Innovations in early generation seed show promise to get new varieties into farmers’ hands faster

Innovations in early generation seed show promise to get new varieties into farmers’ hands faster

Early generation seed (EGS) is the starter material for producing commercial seed of new varieties. EGS is the key to a healthy, economically viable seed system. RTB has supported the development of new technologies that make it possible to produce EGS faster, making improved varieties available sooner, as shown by experiences from cassava in Nigeria, sweetpotato and potato in East Africa, and yam in West Africa. Healthy and productive seed for farmers starts with top quality EGS.

Stokman Rozen a private company in Kenya training private-sector and national program technicians from Kenya, Madagascar and Uganda to produce apical cuttings. Apical cuttings being multiplied are Unica, a CIP variety. M. Parker (CIP)

Commercial seed is produced from early generation seed (EGS), where RTB is giving a lot of attention. RTB is supporting systems that get top quality EGS of new varieties into the hands of commercial seed producers faster and more efficiently, thus building value chains that improve the yields and the livelihoods of many root, tuber and banana farmers. 

RTB has supported the development of rapid multiplication techniques (RMTs) that are accelerating the multiplication and bulking up of EGS to provide disease-free starter material using molecular detection protocols.

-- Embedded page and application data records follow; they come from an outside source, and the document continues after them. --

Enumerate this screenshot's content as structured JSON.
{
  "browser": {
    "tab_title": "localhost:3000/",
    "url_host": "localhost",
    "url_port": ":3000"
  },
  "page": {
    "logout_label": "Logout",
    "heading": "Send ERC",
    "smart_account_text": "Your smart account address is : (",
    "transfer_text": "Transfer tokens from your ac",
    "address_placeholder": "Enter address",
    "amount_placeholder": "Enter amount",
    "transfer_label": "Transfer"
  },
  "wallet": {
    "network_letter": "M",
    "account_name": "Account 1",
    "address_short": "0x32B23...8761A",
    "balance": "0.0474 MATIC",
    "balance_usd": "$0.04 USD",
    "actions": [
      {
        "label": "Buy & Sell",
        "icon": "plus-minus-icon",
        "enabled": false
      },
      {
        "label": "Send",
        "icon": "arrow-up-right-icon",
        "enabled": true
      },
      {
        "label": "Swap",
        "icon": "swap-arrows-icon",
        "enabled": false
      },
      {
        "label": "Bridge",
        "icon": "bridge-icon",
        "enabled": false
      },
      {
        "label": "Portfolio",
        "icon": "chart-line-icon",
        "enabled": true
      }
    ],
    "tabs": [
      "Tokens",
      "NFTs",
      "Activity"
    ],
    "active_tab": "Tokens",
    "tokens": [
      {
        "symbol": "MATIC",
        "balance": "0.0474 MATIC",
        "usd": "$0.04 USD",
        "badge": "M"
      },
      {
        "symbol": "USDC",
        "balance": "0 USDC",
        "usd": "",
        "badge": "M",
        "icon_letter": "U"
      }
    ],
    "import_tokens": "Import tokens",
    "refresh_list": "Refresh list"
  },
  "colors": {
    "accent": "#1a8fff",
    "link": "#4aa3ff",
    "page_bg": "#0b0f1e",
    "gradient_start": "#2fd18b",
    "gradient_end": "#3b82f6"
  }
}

This is important, because once a variety is selected for release, and farmers want it, it can take years to multiply it in the field and make seed available. 

In Nigeria, semi-autotrophic hydroponics (SAH), used in Latin America to multiply potato seed, was adapted by IITA and the Nigerian National Root Crops Research Institute (NRCRI) for cassava. By quickly multiplying cassava cuttings in small trays, more seed can be produced, cutting costs from a dollar for breeder seed to ten cents for SAH plantlets. Additionally, SAH can achieve a 50-fold multiplication in the quantity of EGS in 15 weeks compared to 30 weeks for the previous method.

IITA researchers successfully adapted SAH from Latin America for rapid multiplication of top quality cassava seed in Nigeria. IITA SAH technicians displaying healthy SAH cassava plantlets. H. Nitturkar

In East Africa, the International Potato Center (CIP) and partners developed and introduced new RMTs for potato to private companies and the public sector including: sand hydroponics, aeroponics (growing roots in the air), and rooted apical cuttings (shoots cut from plantlets are transplanted into plugs). In Kenya, private seed companies like Kisima Farm and Stokman Rozen are using rooted apical cuttings to produce commercial seed quickly, on a large scale, while training other companies to produce the cuttings. 

IITA’s Yam Improvement for Income and Food Security in West Africa (YIIFSWA) project has developed new techniques for producing EGS. The Temporary Immersion Bioreactor and vivipak systems are being shared with national agricultural research centers to produce clean starter material for breeder and foundation seed, while private seed companies in Nigeria and Ghana are producing foundation seed with aeroponics and hydroponics and single node vine cuttings. This EGS is then being made available to seed yam growers WHO are producing commercial seed tubers with another RMT, the adaptive yam minisett technique. See the box on yam minisett, opposite.

Margaret McEwan, Senior Scientist and Seed Systems Specialist at CIP explains. “We have been able to learn across crops – for example hydroponics in potato has been adapted to sandponics in sweetpotato. Agricultural economists have determined the cost of production for different technologies using the Sustainable Early Generation Seed Business Analysis Tool (SEGBAT), from the seed systems toolkit. Understanding the unit cost of production and developing marketing strategies are critical components of the sustainable sweetpotato EGS business plans which we have supported with public and private sector organizations in 11 countries in sub-Saharan Africa.”  

These experiences show that RMTs can bring healthy seed of improved varieties to farmers sooner. Lowering the cost of EGS also lowers costs throughout the system. Quality is easier to manage and certify at early stages, so certification should focus on EGS, rather than on farm level certification. RMTs need to be used with the right marketing and pricing strategies. With the proper incentives, private companies can produce EGS for root, tuber and banana crops, which will lead to greater varietal adoption.

35 tubers from one apical cutting. Shangi variety, Kenya. M. Parker (CIP)